What is needed ▸ Skip the images; return every entry exactly.

Records supplied ▸
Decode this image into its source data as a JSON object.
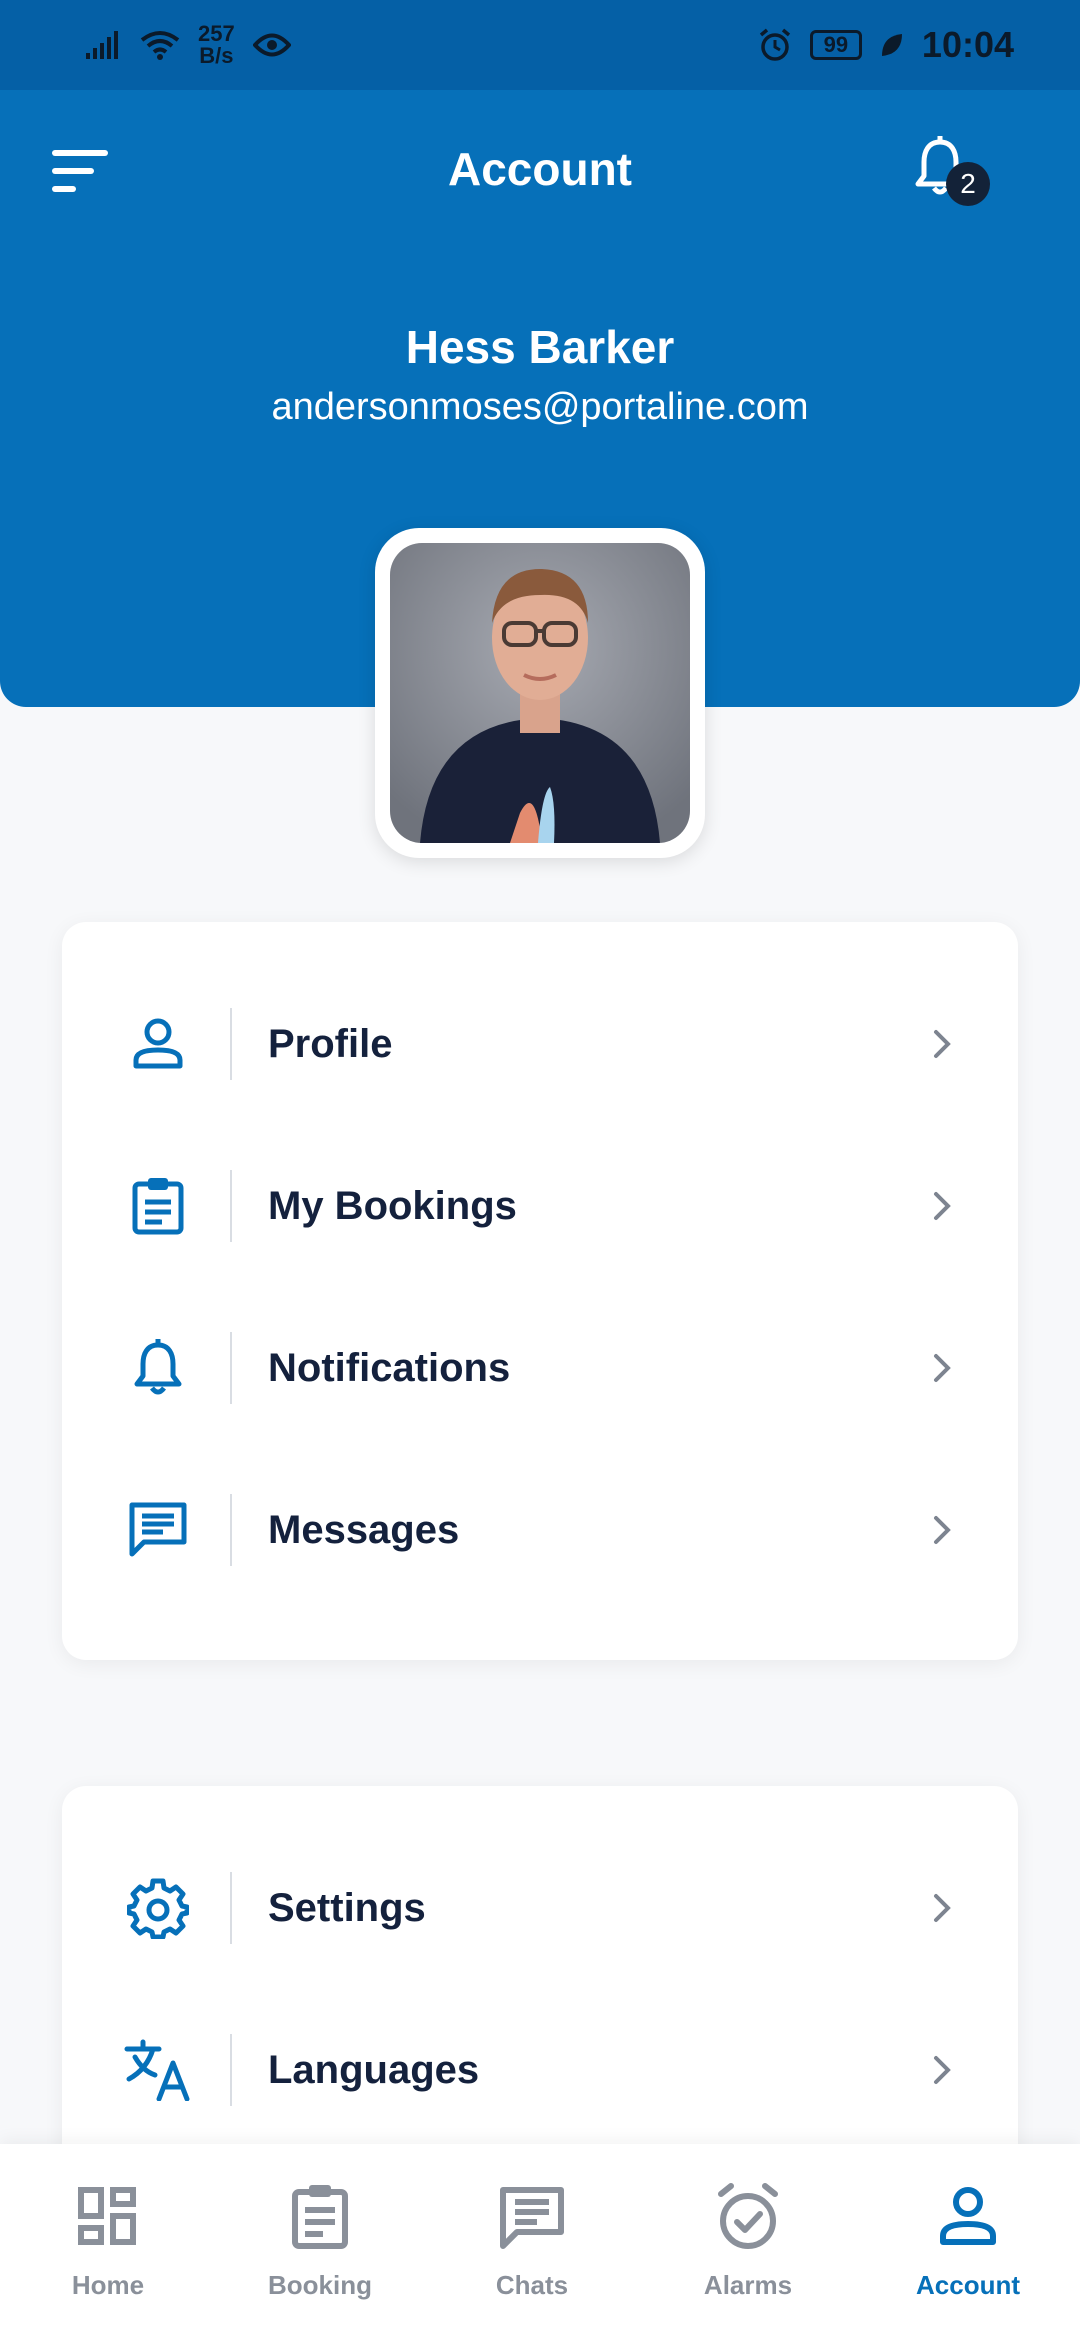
{
  "status_bar": {
    "net_speed_value": "257",
    "net_speed_unit": "B/s",
    "battery": "99",
    "time": "10:04"
  },
  "header": {
    "title": "Account",
    "notification_count": "2",
    "user_name": "Hess Barker",
    "user_email": "andersonmoses@portaline.com"
  },
  "menu_primary": [
    {
      "label": "Profile",
      "icon": "person-icon"
    },
    {
      "label": "My Bookings",
      "icon": "clipboard-icon"
    },
    {
      "label": "Notifications",
      "icon": "bell-icon"
    },
    {
      "label": "Messages",
      "icon": "message-icon"
    }
  ],
  "menu_secondary": [
    {
      "label": "Settings",
      "icon": "gear-icon"
    },
    {
      "label": "Languages",
      "icon": "translate-icon"
    }
  ],
  "bottom_nav": [
    {
      "label": "Home",
      "icon": "dashboard-icon"
    },
    {
      "label": "Booking",
      "icon": "clipboard-icon"
    },
    {
      "label": "Chats",
      "icon": "chat-icon"
    },
    {
      "label": "Alarms",
      "icon": "alarm-check-icon"
    },
    {
      "label": "Account",
      "icon": "person-icon"
    }
  ],
  "colors": {
    "primary": "#0670b9",
    "status_bar": "#0560a6",
    "text_dark": "#14213d",
    "nav_inactive": "#8a909a",
    "badge": "#132238"
  }
}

Result ▸
Decode this image into its source data as a JSON object.
{
  "status_bar": {
    "net_speed_value": "257",
    "net_speed_unit": "B/s",
    "battery": "99",
    "time": "10:04"
  },
  "header": {
    "title": "Account",
    "notification_count": "2",
    "user_name": "Hess Barker",
    "user_email": "andersonmoses@portaline.com"
  },
  "menu_primary": [
    {
      "label": "Profile",
      "icon": "person-icon"
    },
    {
      "label": "My Bookings",
      "icon": "clipboard-icon"
    },
    {
      "label": "Notifications",
      "icon": "bell-icon"
    },
    {
      "label": "Messages",
      "icon": "message-icon"
    }
  ],
  "menu_secondary": [
    {
      "label": "Settings",
      "icon": "gear-icon"
    },
    {
      "label": "Languages",
      "icon": "translate-icon"
    }
  ],
  "bottom_nav": [
    {
      "label": "Home",
      "icon": "dashboard-icon"
    },
    {
      "label": "Booking",
      "icon": "clipboard-icon"
    },
    {
      "label": "Chats",
      "icon": "chat-icon"
    },
    {
      "label": "Alarms",
      "icon": "alarm-check-icon"
    },
    {
      "label": "Account",
      "icon": "person-icon"
    }
  ],
  "colors": {
    "primary": "#0670b9",
    "status_bar": "#0560a6",
    "text_dark": "#14213d",
    "nav_inactive": "#8a909a",
    "badge": "#132238"
  }
}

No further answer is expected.